What the task requires >> What is needed is an exact copy of the data that follows.

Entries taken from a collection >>
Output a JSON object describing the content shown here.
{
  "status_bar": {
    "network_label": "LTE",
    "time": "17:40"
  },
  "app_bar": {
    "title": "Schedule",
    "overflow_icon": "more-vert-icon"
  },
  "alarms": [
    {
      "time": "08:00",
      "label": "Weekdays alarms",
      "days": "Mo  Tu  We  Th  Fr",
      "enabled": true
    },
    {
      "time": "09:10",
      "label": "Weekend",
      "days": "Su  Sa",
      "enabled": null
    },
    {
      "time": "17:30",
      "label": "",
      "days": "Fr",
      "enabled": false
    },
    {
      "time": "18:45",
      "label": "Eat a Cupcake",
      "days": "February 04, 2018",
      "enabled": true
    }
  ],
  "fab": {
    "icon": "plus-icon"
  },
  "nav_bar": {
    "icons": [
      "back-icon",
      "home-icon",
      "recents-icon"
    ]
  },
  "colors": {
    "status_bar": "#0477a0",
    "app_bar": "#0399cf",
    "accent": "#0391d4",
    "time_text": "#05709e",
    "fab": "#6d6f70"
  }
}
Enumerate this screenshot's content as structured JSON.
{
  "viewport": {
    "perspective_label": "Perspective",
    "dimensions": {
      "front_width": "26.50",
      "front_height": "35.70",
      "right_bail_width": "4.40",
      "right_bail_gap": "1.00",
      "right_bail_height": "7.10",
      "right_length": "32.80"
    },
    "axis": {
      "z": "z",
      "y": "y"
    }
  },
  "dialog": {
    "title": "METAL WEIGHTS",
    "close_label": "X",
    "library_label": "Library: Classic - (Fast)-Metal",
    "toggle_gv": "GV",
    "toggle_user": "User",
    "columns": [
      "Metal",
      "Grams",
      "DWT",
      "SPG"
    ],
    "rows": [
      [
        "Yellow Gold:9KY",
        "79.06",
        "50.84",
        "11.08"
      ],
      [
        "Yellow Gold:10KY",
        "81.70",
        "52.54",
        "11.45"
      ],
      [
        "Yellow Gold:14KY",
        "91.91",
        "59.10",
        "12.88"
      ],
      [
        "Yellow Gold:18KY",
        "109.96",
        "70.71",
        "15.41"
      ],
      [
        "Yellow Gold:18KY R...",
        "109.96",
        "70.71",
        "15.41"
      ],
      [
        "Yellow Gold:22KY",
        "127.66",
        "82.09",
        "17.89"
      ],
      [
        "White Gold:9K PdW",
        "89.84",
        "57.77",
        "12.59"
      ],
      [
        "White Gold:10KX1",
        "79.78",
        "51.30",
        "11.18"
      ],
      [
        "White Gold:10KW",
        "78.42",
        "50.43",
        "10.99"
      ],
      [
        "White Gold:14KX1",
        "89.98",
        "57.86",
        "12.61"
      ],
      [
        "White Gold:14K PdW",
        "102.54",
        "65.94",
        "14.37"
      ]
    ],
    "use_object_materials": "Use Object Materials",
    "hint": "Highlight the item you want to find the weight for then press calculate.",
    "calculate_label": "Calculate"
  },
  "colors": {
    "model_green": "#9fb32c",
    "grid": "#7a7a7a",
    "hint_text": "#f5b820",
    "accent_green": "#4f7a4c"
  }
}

Answer area >>
Output a JSON object describing the content shown here.
{
  "status_bar": {
    "network_label": "LTE",
    "time": "17:40"
  },
  "app_bar": {
    "title": "Schedule",
    "overflow_icon": "more-vert-icon"
  },
  "alarms": [
    {
      "time": "08:00",
      "label": "Weekdays alarms",
      "days": "Mo  Tu  We  Th  Fr",
      "enabled": true
    },
    {
      "time": "09:10",
      "label": "Weekend",
      "days": "Su  Sa",
      "enabled": null
    },
    {
      "time": "17:30",
      "label": "",
      "days": "Fr",
      "enabled": false
    },
    {
      "time": "18:45",
      "label": "Eat a Cupcake",
      "days": "February 04, 2018",
      "enabled": true
    }
  ],
  "fab": {
    "icon": "plus-icon"
  },
  "nav_bar": {
    "icons": [
      "back-icon",
      "home-icon",
      "recents-icon"
    ]
  },
  "colors": {
    "status_bar": "#0477a0",
    "app_bar": "#0399cf",
    "accent": "#0391d4",
    "time_text": "#05709e",
    "fab": "#6d6f70"
  }
}
Enumerate this screenshot's content as structured JSON.
{
  "viewport": {
    "perspective_label": "Perspective",
    "dimensions": {
      "front_width": "26.50",
      "front_height": "35.70",
      "right_bail_width": "4.40",
      "right_bail_gap": "1.00",
      "right_bail_height": "7.10",
      "right_length": "32.80"
    },
    "axis": {
      "z": "z",
      "y": "y"
    }
  },
  "dialog": {
    "title": "METAL WEIGHTS",
    "close_label": "X",
    "library_label": "Library: Classic - (Fast)-Metal",
    "toggle_gv": "GV",
    "toggle_user": "User",
    "columns": [
      "Metal",
      "Grams",
      "DWT",
      "SPG"
    ],
    "rows": [
      [
        "Yellow Gold:9KY",
        "79.06",
        "50.84",
        "11.08"
      ],
      [
        "Yellow Gold:10KY",
        "81.70",
        "52.54",
        "11.45"
      ],
      [
        "Yellow Gold:14KY",
        "91.91",
        "59.10",
        "12.88"
      ],
      [
        "Yellow Gold:18KY",
        "109.96",
        "70.71",
        "15.41"
      ],
      [
        "Yellow Gold:18KY R...",
        "109.96",
        "70.71",
        "15.41"
      ],
      [
        "Yellow Gold:22KY",
        "127.66",
        "82.09",
        "17.89"
      ],
      [
        "White Gold:9K PdW",
        "89.84",
        "57.77",
        "12.59"
      ],
      [
        "White Gold:10KX1",
        "79.78",
        "51.30",
        "11.18"
      ],
      [
        "White Gold:10KW",
        "78.42",
        "50.43",
        "10.99"
      ],
      [
        "White Gold:14KX1",
        "89.98",
        "57.86",
        "12.61"
      ],
      [
        "White Gold:14K PdW",
        "102.54",
        "65.94",
        "14.37"
      ]
    ],
    "use_object_materials": "Use Object Materials",
    "hint": "Highlight the item you want to find the weight for then press calculate.",
    "calculate_label": "Calculate"
  },
  "colors": {
    "model_green": "#9fb32c",
    "grid": "#7a7a7a",
    "hint_text": "#f5b820",
    "accent_green": "#4f7a4c"
  }
}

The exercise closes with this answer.